Sideways movement for freight rates of tankers across the board suggest new analysis
Friday, 13 April 2012 | 00:00
With the winter over and some of the ice-class tankers having reaped the benefits, attention now turns towards the July 1st deadline on the full halt of EU oil imports from Iran and its impact on the tanker market. in its latest analysis, BIMCO said that going into April and May, freight rates will move more or less sideways. "For VLCCs, that translates into USD 20,000-30,000 per day. Suezmaxes are expected to mirror the fairly positive VLCC freight rates at USD 15,000-25,000 per day. Aframax vessels are under pressure from the high Brent oil price and expected to move between USD 5,000-15,000 per day" BIMCO said.
It carried on by mentioning that “short term factors that may affect our rate forecast on the upside or downside are: changing trading patterns for AG-crude oil resulting from the situation with Iran, disruptions to traffic in bottleneck areas and Atlantic-clean products trading as US refineries close down and demand from EU can change. On the macro level, factors such as oil price development and the progress of economic recovery in major oil consuming nations can affect rates. Handysize and MR clean rates could be supported by stronger demand from the US and EU, to make freight rates move around USD 5,000- 15,000 per day, with Handysize making more than MR. Earnings on benchmark routes for LR1 and LR2 from AG going East holds limited potential for massive rate moves, and we expect freight rates to stay flat around between USD 500-8,000 per day” said BIMCO’s report.

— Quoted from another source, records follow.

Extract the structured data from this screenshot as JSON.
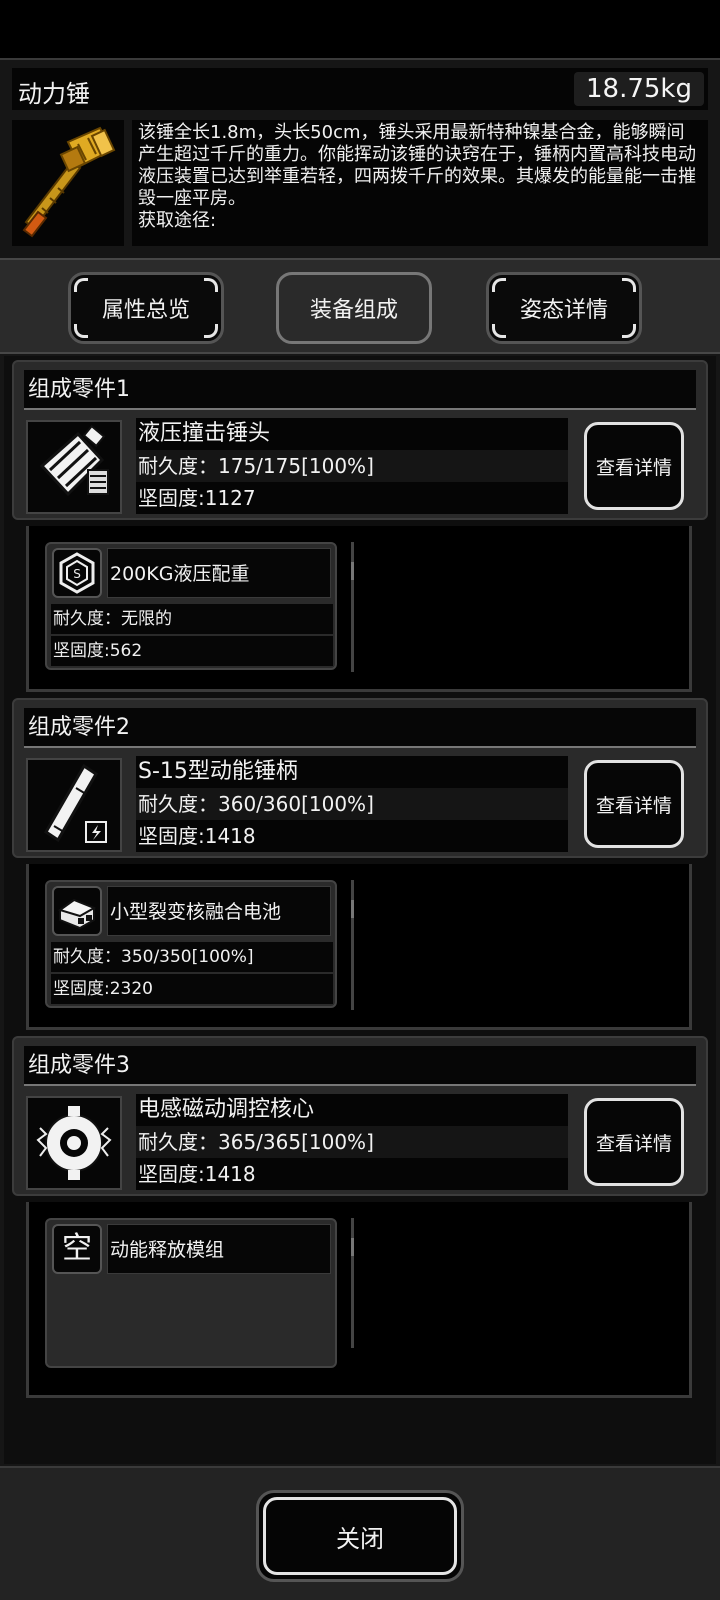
{
  "header": {
    "title": "动力锤",
    "weight": "18.75kg",
    "description": "该锤全长1.8m，头长50cm，锤头采用最新特种镍基合金，能够瞬间产生超过千斤的重力。你能挥动该锤的诀窍在于，锤柄内置高科技电动液压装置已达到举重若轻，四两拨千斤的效果。其爆发的能量能一击摧毁一座平房。",
    "source": "获取途径:"
  },
  "tabs": [
    {
      "label": "属性总览",
      "active": false
    },
    {
      "label": "装备组成",
      "active": true
    },
    {
      "label": "姿态详情",
      "active": false
    }
  ],
  "parts": [
    {
      "header": "组成零件1",
      "name": "液压撞击锤头",
      "durability": "耐久度：175/175[100%]",
      "hardness": "坚固度:1127",
      "detail_label": "查看详情",
      "icon": "hammer-head-icon",
      "sub": {
        "name": "200KG液压配重",
        "durability": "耐久度：无限的",
        "hardness": "坚固度:562",
        "icon": "hex-weight-icon"
      }
    },
    {
      "header": "组成零件2",
      "name": "S-15型动能锤柄",
      "durability": "耐久度：360/360[100%]",
      "hardness": "坚固度:1418",
      "detail_label": "查看详情",
      "icon": "handle-icon",
      "sub": {
        "name": "小型裂变核融合电池",
        "durability": "耐久度：350/350[100%]",
        "hardness": "坚固度:2320",
        "icon": "battery-icon"
      }
    },
    {
      "header": "组成零件3",
      "name": "电感磁动调控核心",
      "durability": "耐久度：365/365[100%]",
      "hardness": "坚固度:1418",
      "detail_label": "查看详情",
      "icon": "core-icon",
      "sub": {
        "name": "动能释放模组",
        "empty_label": "空",
        "icon": "empty-slot-icon"
      }
    }
  ],
  "footer": {
    "close_label": "关闭"
  },
  "colors": {
    "background": "#161616",
    "panel": "#2a2a2a",
    "accent_gold": "#d9a21a"
  }
}
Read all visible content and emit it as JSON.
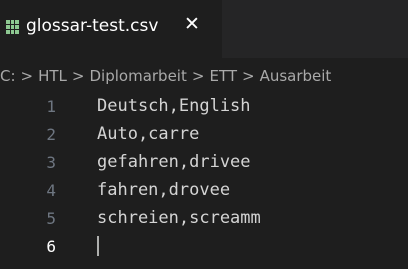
{
  "tab": {
    "icon": "csv-table-icon",
    "filename": "glossar-test.csv",
    "close_glyph": "✕"
  },
  "breadcrumb": {
    "separator": ">",
    "items": [
      "C:",
      "HTL",
      "Diplomarbeit",
      "ETT",
      "Ausarbeit"
    ]
  },
  "editor": {
    "active_line": 6,
    "lines": [
      {
        "number": "1",
        "text": "Deutsch,English"
      },
      {
        "number": "2",
        "text": "Auto,carre"
      },
      {
        "number": "3",
        "text": "gefahren,drivee"
      },
      {
        "number": "4",
        "text": "fahren,drovee"
      },
      {
        "number": "5",
        "text": "schreien,screamm"
      },
      {
        "number": "6",
        "text": ""
      }
    ]
  },
  "colors": {
    "background": "#1e1e1e",
    "tabbar": "#252526",
    "file_icon": "#8dc891",
    "line_number": "#6e7681",
    "active_line_number": "#ffffff"
  }
}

In terms of supply, Chief Shipping analyst Peter Sand said that “the overall tanker fleet is forecast to grow by 5.9%, with most focus on the crude tanker segments where growth will be significant. Meanwhile, the product tanker fleet is about to receive less than 4 million DWT in net growth, which is the lowest amount of tonnage since 2003”. In terms of the crude market, “while 14 new VLCCs have been delivered during the first quarter of 2012, another 11 new Suezmax Crude Carriers and 12 new Aframax Crude Carriers have entered the fleet too. In the meantime, 4 VLCC (of which two single skins), 7 Suezmax and just one Aframax have been sold for recycling. This means that the total crude tanker fleet grew by 1.0%, as 7.4 million DWT of new tonnage was delivered and 3.0 million DWT was removed. As the deliveries came in as expected, the recycling of overage tonnage can be seen as the positive event limiting first quarter fleet growth” said the report.
BIMCO has an unchanged forecast for tanker fleet growth for the entire year. The product tanker fleet is expected to see low growth of 3.4% and the crude tanker fleet is expected to see a growth level similar to that of 2011 at 6.4%. The pace at which new orders have been placed is one of the positive stories in 2012 so far. While the amount of new product tanker tonnage orders was at par with deliveries, the new contracts signed in the crude tanker segment were as low as 1.5 million DWT (4 VLCC, 1 Suezmax and 1 Aframax).
Demand-wise, the research report notes that “the positive demand picture that was firming freight rates on benchmark routes in all crude tanker segments towards the end of 2011 and the first two months of 2012 is still hanging around. Almost the same – that is, as Aframax tanker have seen earnings on the benchmark route in the North Sea drop during February to touch the ground before taking rates to currently USD 10,500 per day. In the larger VLCC segment rates have averaged year-to-date at USD 18,000 per day on TD3 (AG/East) as compared to USD 8,000 per day on this route last year. It is clear that the situation in the Persian Gulf has motivated some owners to keep their vessels away from the area, leaving the tonnage list shorter than during most of 2011, bringing supply closer to demand and rates moving upwards. Current average VLCC rates from Middle East to Far East float around USD 35,000 per day, with some spot fixtures reported as high as USD 48,800 per day. The US and EU sanctions on Iran are beginning to bite, as in many ways, dealing with the nation has been made “impossible”. Oil is still being exported from Iran – mostly bound for Eastern destinations – but the fact that the EU is set to cut oil imports from mid-2012 is going to affect crude oil tanker trade patterns. Right now, Saudi Arabia has stepped in as a swing supplier to the EU, but whether they are able to fully compensate for Iran exports remains to be seen. Another important source of oil supply is Libya, as they strive to get back to pre-civil-war export levels. Currently, Libya is exporting 1 million barrels per day, with the potential to push this 50% higher. That would certainly ease the pressure on EU oil importers, as they seek new providers of oil. From a refinery point of view, a substitution from one type of Middle East crude oil to another is the most effective step, as a shift to the much sweeter Libyan oil can create some operational challenges. Rising oil prices remain a risk factor to the tanker industry, as they may motivate importers to reduce oil imports. Current oil prices are at USD 120 for Brent oil and USD 101 for WTI” concluded BIMCO.
Nikos Roussanoglou, Hellenic Shipping News Worldwide